Suppose that we have a (regular) tetrahedron and that we are going to paint the 4 triangular faces of the tetrahedron using red, white, blue and yellow paint. How many different ways can you do that?

Well if you've ever done any combinatorics (or even if you haven't) you'll jump up and say "I know I know. The answer is easy, there are 4 ways to paint the first face, 4 ways to paint the second, 4 ways for the third and 4 ways for the last. Altogether that gives 44=256 ways."

Of course you'd be wrong, wrong, wrong! Why? Well, suppose I coloured my tetrahedron somehow. Now grab hold of one of the vertices and then rotate the tetrahedron through 2pi/3 about the axis through that vertex and the centre of the tetrahedron. That rotation will leave the tetrahedron shape unchanged but will move the colouring I started with into another one. But I don't have any right to call this colouring different from the first one. It's just the same.

In other words the 256 ways I counted includes some repetitions. For the real answer to the question I have to take all the rotations of the tetrahedron into account.

Well first of all what are the rotations of the tetrahedron? As mentioned in the symmetry groups of the Platonic solids this group is isomorphic to the alternating group A4, in particular it has 12 elements. Let's write them down. I just described a rotation about 2pi/3 about an axis through a vertex and the midpoint of the opposite face. Likewise we could rotate through 4pi/3. Now there are 4 vertices so altogether this gives use 8 elements of the group. That leaves 4 to go. One is easy, just the identity (which leaves everything where it is). Finally consider the line through the centre of the midpoint of an edge and the centre of the tetrahedron and out through the midpoint of the opposite edge. we get a rotation through pi about this axis. There are six edges, so three such edge pairs, giving us the final three elements of the rotation group.

Now we need to use some technology. Write G for the group of rotations of the tetrahedron and X for the 256 paintings with repetitions. When we apply a rotation from G to the paintings in X then we get all the paintings back again but in some different order. In mathematical terms we have a group acting on a set (read that writeup now!). The real answer to our question is the number of orbits for this action. Luckily we can use the fixed point formula for a finite group acting on a finite set. It says that the number of orbits is given by the formula (1/|G|) Sum (g in G) |Xg| where Xg means the elements of X that are fixed by g.

Let's compute this general formula in our special case.
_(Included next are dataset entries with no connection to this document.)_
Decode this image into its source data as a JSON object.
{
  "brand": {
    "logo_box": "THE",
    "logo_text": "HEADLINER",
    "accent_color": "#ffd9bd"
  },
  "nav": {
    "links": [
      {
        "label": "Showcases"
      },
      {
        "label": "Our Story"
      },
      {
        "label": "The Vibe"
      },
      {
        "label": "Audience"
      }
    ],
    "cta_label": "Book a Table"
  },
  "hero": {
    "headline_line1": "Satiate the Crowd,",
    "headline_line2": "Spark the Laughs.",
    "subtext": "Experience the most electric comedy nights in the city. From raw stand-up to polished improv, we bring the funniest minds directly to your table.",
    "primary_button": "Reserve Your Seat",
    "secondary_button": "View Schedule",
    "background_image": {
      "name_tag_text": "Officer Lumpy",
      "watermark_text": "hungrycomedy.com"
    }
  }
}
• |X1|=|X| (the identity fixes everything)
• If g is a rotation through 2pi/3 or 4pi/3 about the axis through a vertex and the centre then to fix a painting it must be that the three faces that meet at the vertex are all the same colour and the other face can be any colour. Thus there are 4.4=16 such paintings.
• If g is the rotation through pi about the axis through the midpoints of opposite edges then the two faces that meet at each of the two edges must be the same colour. So again there are 4.4 ways to do this.
So the formula tells us that there are 1/12(256+8.16+3.16)=36 orbits.

There are exactly 36 ways to paint a tetrahedron with 4 colours.